Sleep - we all do it, but nearly half of us don't do it well.
Why do half of us not do it well? That figure has always niggled me because if you think it about it, it shouldn't be hard. You should (theoretically) be able to get into bed, close your eyes and succumb to the land of nod for a blissful, uninterrupted eight hours kip. I wish! I think the majority of us can only dream about such a reality.
Sleep is one of the fundamental tools for maintaining good physical and mental health. Without it we're not much good at doing anything else! Did you know that you can survive for three times as long without food as you can without sleep? And yet we continue to squeeze it out of our lifestyles.
Busy, packed lives and worrying about work and finances are keeping us up late, as well as the fact that we're completely over connected - we're reluctant to put down the smartphone or tablet and instead continue to check emails and social networking right up to the minute we want to close our eyes.
Every week another set of people flock to join the gym or embark on another fad diet to improve their health yet the rise in the number of people getting less than six hours sleep continues to grow and is certainly a concern - we need to stop sidelining sleep and start making it a priority.
Research suggests that mental and physical problems become more pronounced in those sleeping for less than six hours. It also diminishes levels of concentration and makes you liable to swings in temper and depression. Lack of sleep also affects our learning and problem solving capabilities. The more REM sleep we have, the easier it is to retain things that were learned the day before. Problems that appear insoluble can become clear in the morning. Long term sleep deprivation is linked to heart disease, stroke, Alzheimer's, diabetes and obesity.
So now you know you want to focus on sleeping better, but how do you go about it? Unlike being able to eat more fruit and veg or drag yourself off to the gym three times a week, it's not that easy to suddenly start sleeping better - some people would clearly love to, but don't know how to. However there are some simple changes you can make to your lifestyle to help achieve a better night's sleep.
Regular hours: Keeping regular hours and going to bed and getting up at roughly the same time every day. This will help to programme the body to sleep better.
Routine: A bedtime routine works as well for adults as it does children. It's important to wind down properly before bed - invest in some 'me time' and switch off gadgets. Think about changing the way you wind down at bedtime - experiment with new ways to relax like warm baths with calming scents, quiet soothing music, reading, gentle stretching and yoga.
Restful environment: Your bedroom should be kept for rest and sleep and it should be neither too hot, nor too cold; and as quiet and dark as possible. Make sure the room is gadget free and your bed is comfortable. It's difficult to get deep, restful sleep on one that's too soft, too hard, too small or too old.

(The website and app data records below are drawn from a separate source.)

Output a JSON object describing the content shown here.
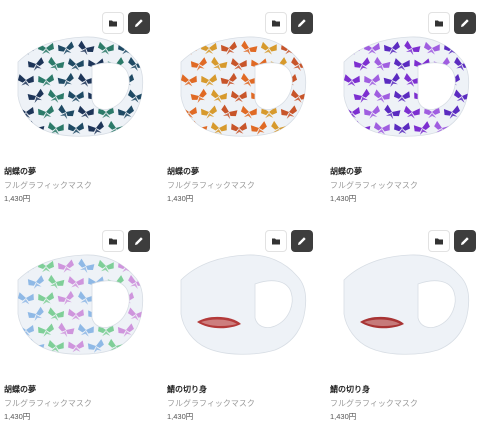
{
  "products": [
    {
      "title": "胡蝶の夢",
      "type": "フルグラフィックマスク",
      "price": "1,430円",
      "design": "butterflies",
      "colors": [
        "#1e3558",
        "#2c7a69",
        "#1f4a64"
      ]
    },
    {
      "title": "胡蝶の夢",
      "type": "フルグラフィックマスク",
      "price": "1,430円",
      "design": "butterflies",
      "colors": [
        "#e06a25",
        "#d79a2d",
        "#c8552a"
      ]
    },
    {
      "title": "胡蝶の夢",
      "type": "フルグラフィックマスク",
      "price": "1,430円",
      "design": "butterflies",
      "colors": [
        "#7d2fd0",
        "#a05ee0",
        "#5b2bc0"
      ]
    },
    {
      "title": "胡蝶の夢",
      "type": "フルグラフィックマスク",
      "price": "1,430円",
      "design": "butterflies",
      "colors": [
        "#8fb9e6",
        "#7fcf98",
        "#cf95dd"
      ]
    },
    {
      "title": "鯖の切り身",
      "type": "フルグラフィックマスク",
      "price": "1,430円",
      "design": "fish-slice",
      "colors": [
        "#b33a3a",
        "#e5e9ee"
      ]
    },
    {
      "title": "鯖の切り身",
      "type": "フルグラフィックマスク",
      "price": "1,430円",
      "design": "fish-slice",
      "colors": [
        "#a83434",
        "#e5e9ee"
      ]
    }
  ],
  "icons": {
    "folder": "folder-icon",
    "edit": "pencil-icon"
  },
  "theme": {
    "mask_bg": "#eef2f7",
    "edit_button_bg": "#3d3d3d"
  }
}
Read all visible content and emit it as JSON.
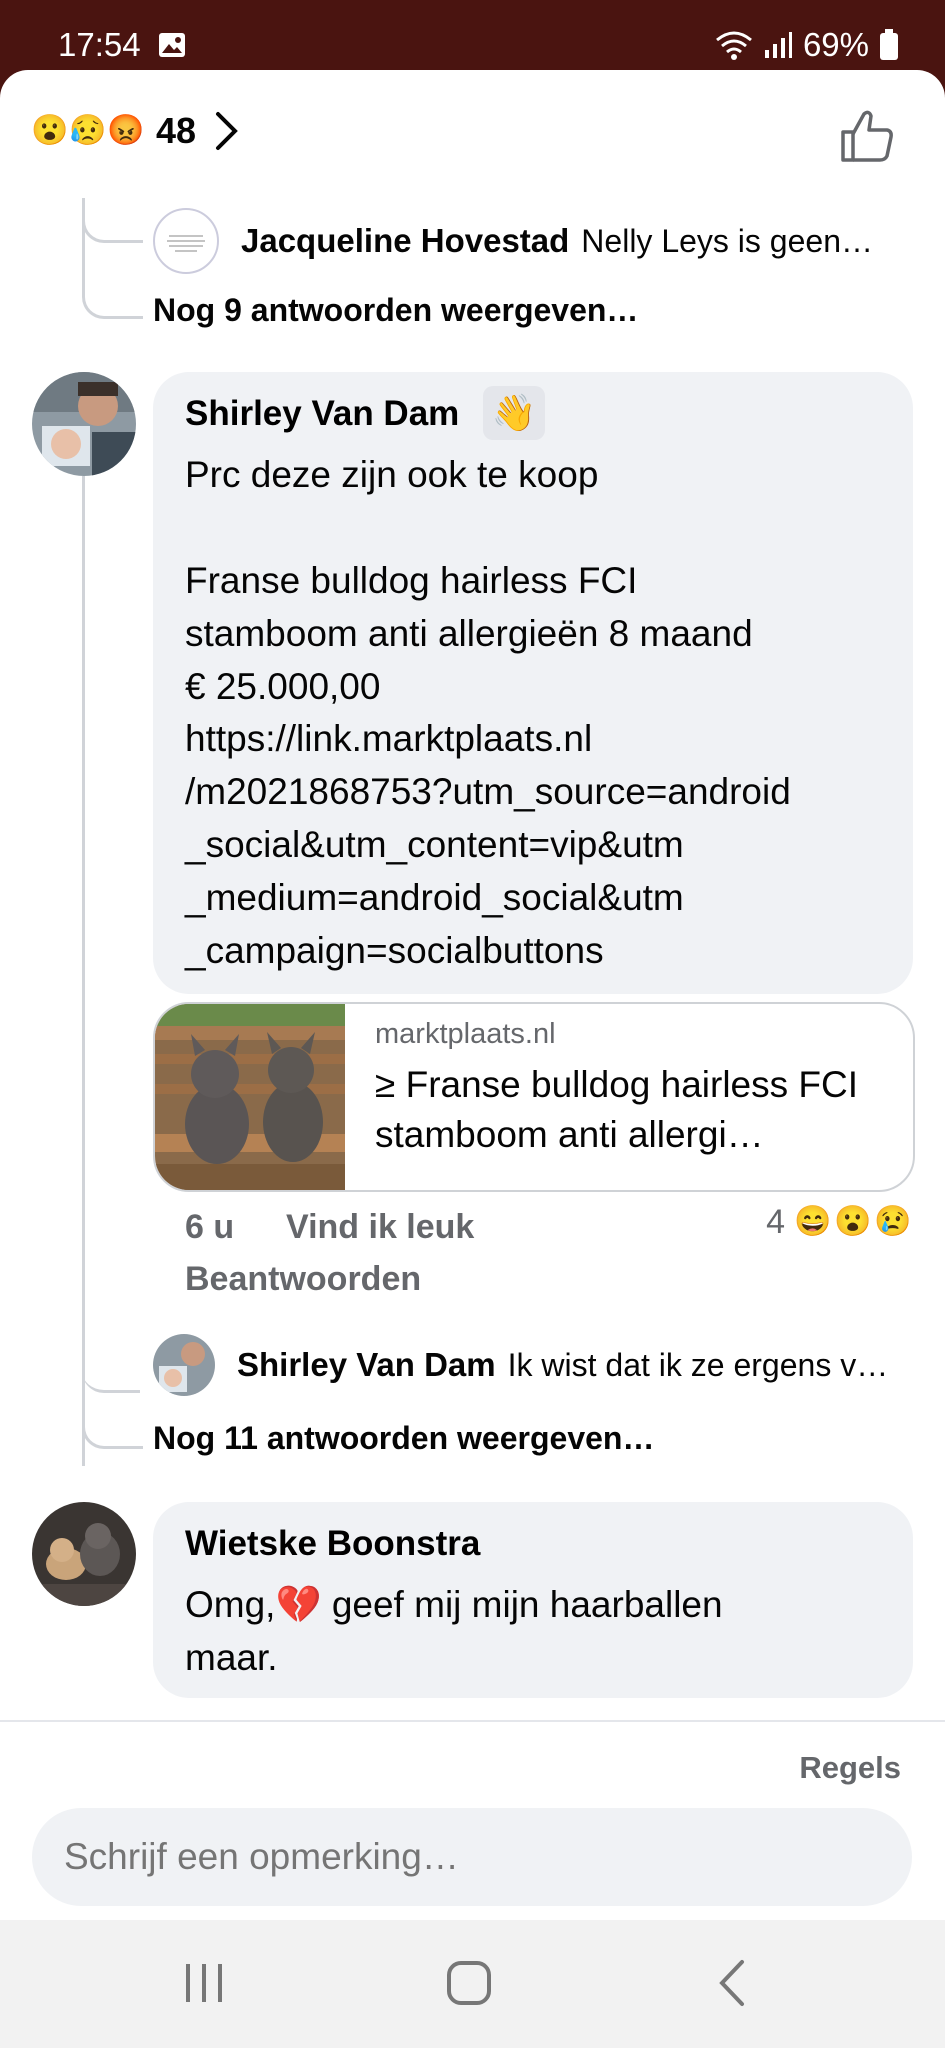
{
  "status": {
    "time": "17:54",
    "battery": "69%"
  },
  "reactions": {
    "emojis": [
      "😮",
      "😥",
      "😡"
    ],
    "count": "48"
  },
  "reply1": {
    "name": "Jacqueline Hovestad",
    "preview": "Nelly Leys is geen…"
  },
  "more1": "Nog 9 antwoorden weergeven…",
  "comment1": {
    "name": "Shirley Van Dam",
    "badge": "👋",
    "text": "Prc deze zijn ook te koop\n\nFranse bulldog hairless FCI\nstamboom anti allergieën 8 maand\n€ 25.000,00",
    "link": "https://link.marktplaats.nl\n/m2021868753?utm_source=android\n_social&utm_content=vip&utm\n_medium=android_social&utm\n_campaign=socialbuttons",
    "card_domain": "marktplaats.nl",
    "card_title": "≥ Franse bulldog hairless FCI stamboom anti allergi…",
    "time": "6 u",
    "like": "Vind ik leuk",
    "reply": "Beantwoorden",
    "react_count": "4",
    "react_emojis": [
      "😄",
      "😮",
      "😢"
    ]
  },
  "reply2": {
    "name": "Shirley Van Dam",
    "preview": "Ik wist dat ik ze ergens v…"
  },
  "more2": "Nog 11 antwoorden weergeven…",
  "comment2": {
    "name": "Wietske Boonstra",
    "text_a": "Omg,",
    "emoji": "💔",
    "text_b": " geef mij mijn haarballen\nmaar."
  },
  "footer": {
    "rules": "Regels",
    "placeholder": "Schrijf een opmerking…"
  }
}
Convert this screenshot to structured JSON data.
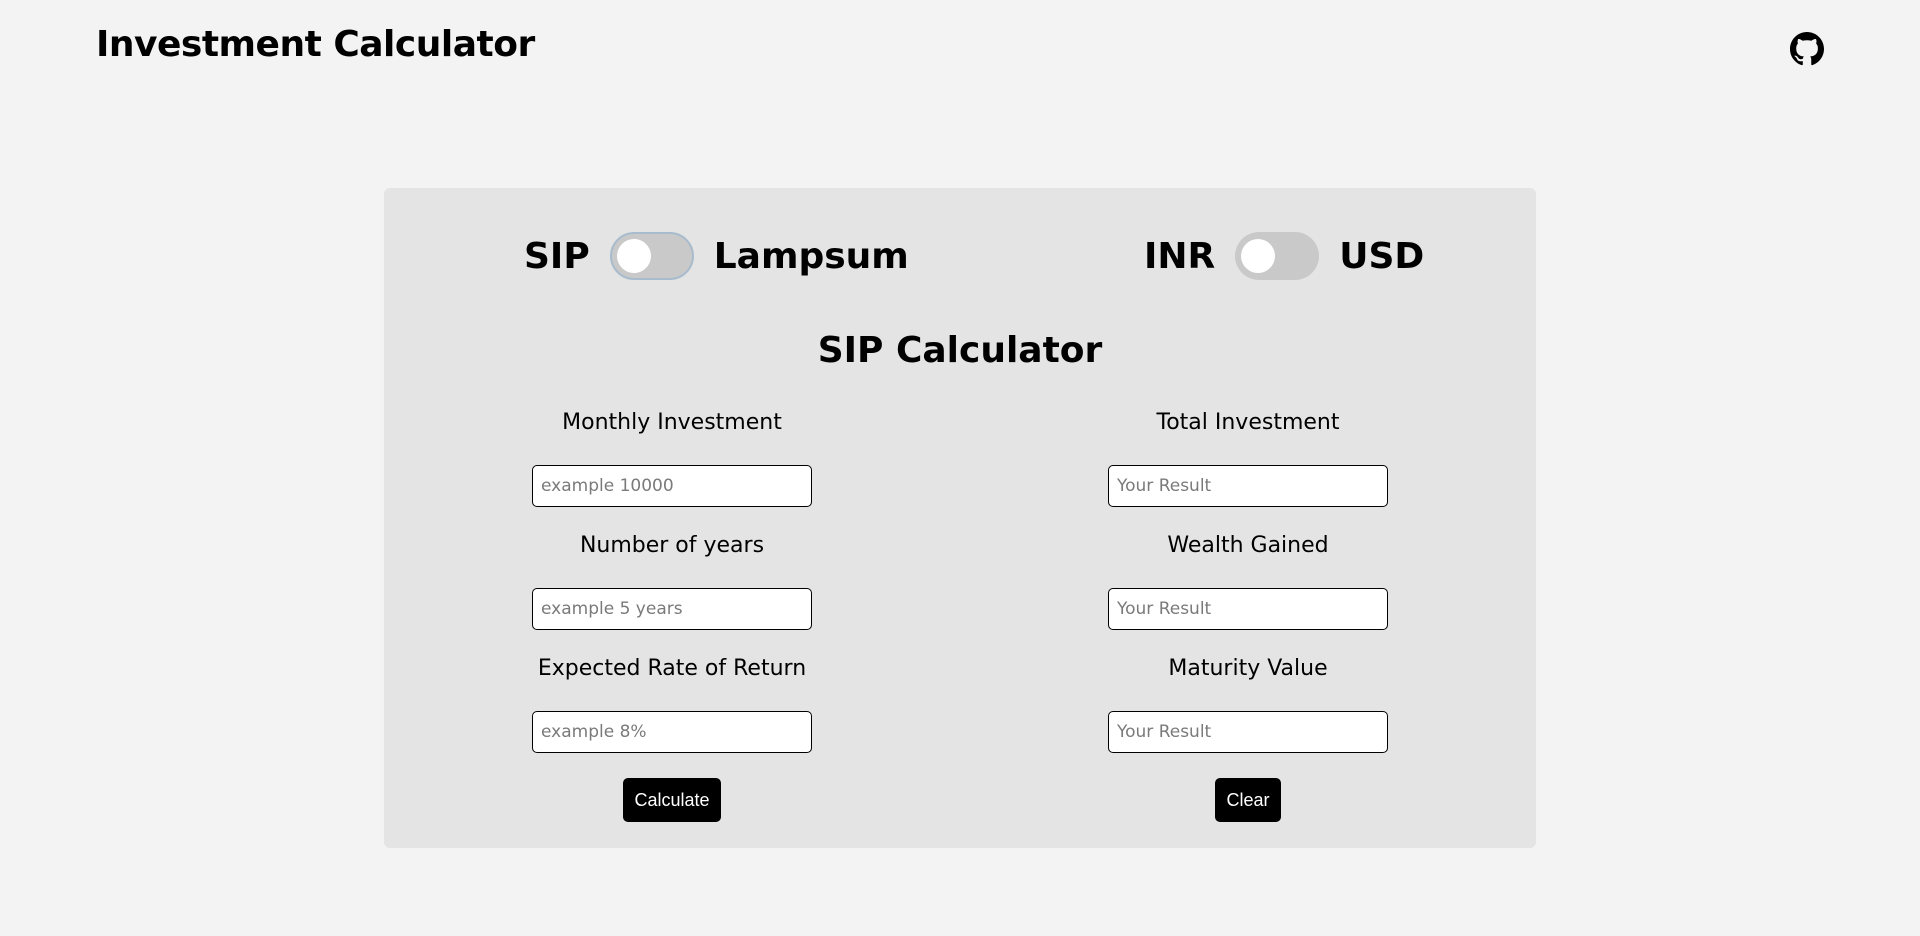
{
  "header": {
    "title": "Investment Calculator",
    "github_icon": "github-icon"
  },
  "toggles": {
    "mode": {
      "left_label": "SIP",
      "right_label": "Lampsum",
      "checked": false
    },
    "currency": {
      "left_label": "INR",
      "right_label": "USD",
      "checked": false
    }
  },
  "calculator": {
    "title": "SIP Calculator",
    "inputs": [
      {
        "label": "Monthly Investment",
        "placeholder": "example 10000",
        "value": ""
      },
      {
        "label": "Number of years",
        "placeholder": "example 5 years",
        "value": ""
      },
      {
        "label": "Expected Rate of Return",
        "placeholder": "example 8%",
        "value": ""
      }
    ],
    "results": [
      {
        "label": "Total Investment",
        "placeholder": "Your Result",
        "value": ""
      },
      {
        "label": "Wealth Gained",
        "placeholder": "Your Result",
        "value": ""
      },
      {
        "label": "Maturity Value",
        "placeholder": "Your Result",
        "value": ""
      }
    ],
    "calculate_label": "Calculate",
    "clear_label": "Clear"
  },
  "colors": {
    "page_background": "#f3f3f3",
    "card_background": "#e4e4e4",
    "button_background": "#000000",
    "switch_track": "#c9c9c9"
  }
}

Don't forget to also look at overhauling your diet, caffeine consumption and exercise regime. Small changes can have a huge impact on your sleep quality and quantity. You can also keep a track of your lifestyle and sleep habits by completing a sleep diary. However if you suffer with insomnia or any other sleep disorder though, it's essential you seek appropriate medical help.
Good sleep habits last a lifetime so remember if you want to protect your health - physical and mental - then you need to wake up to the health benefits of sleep.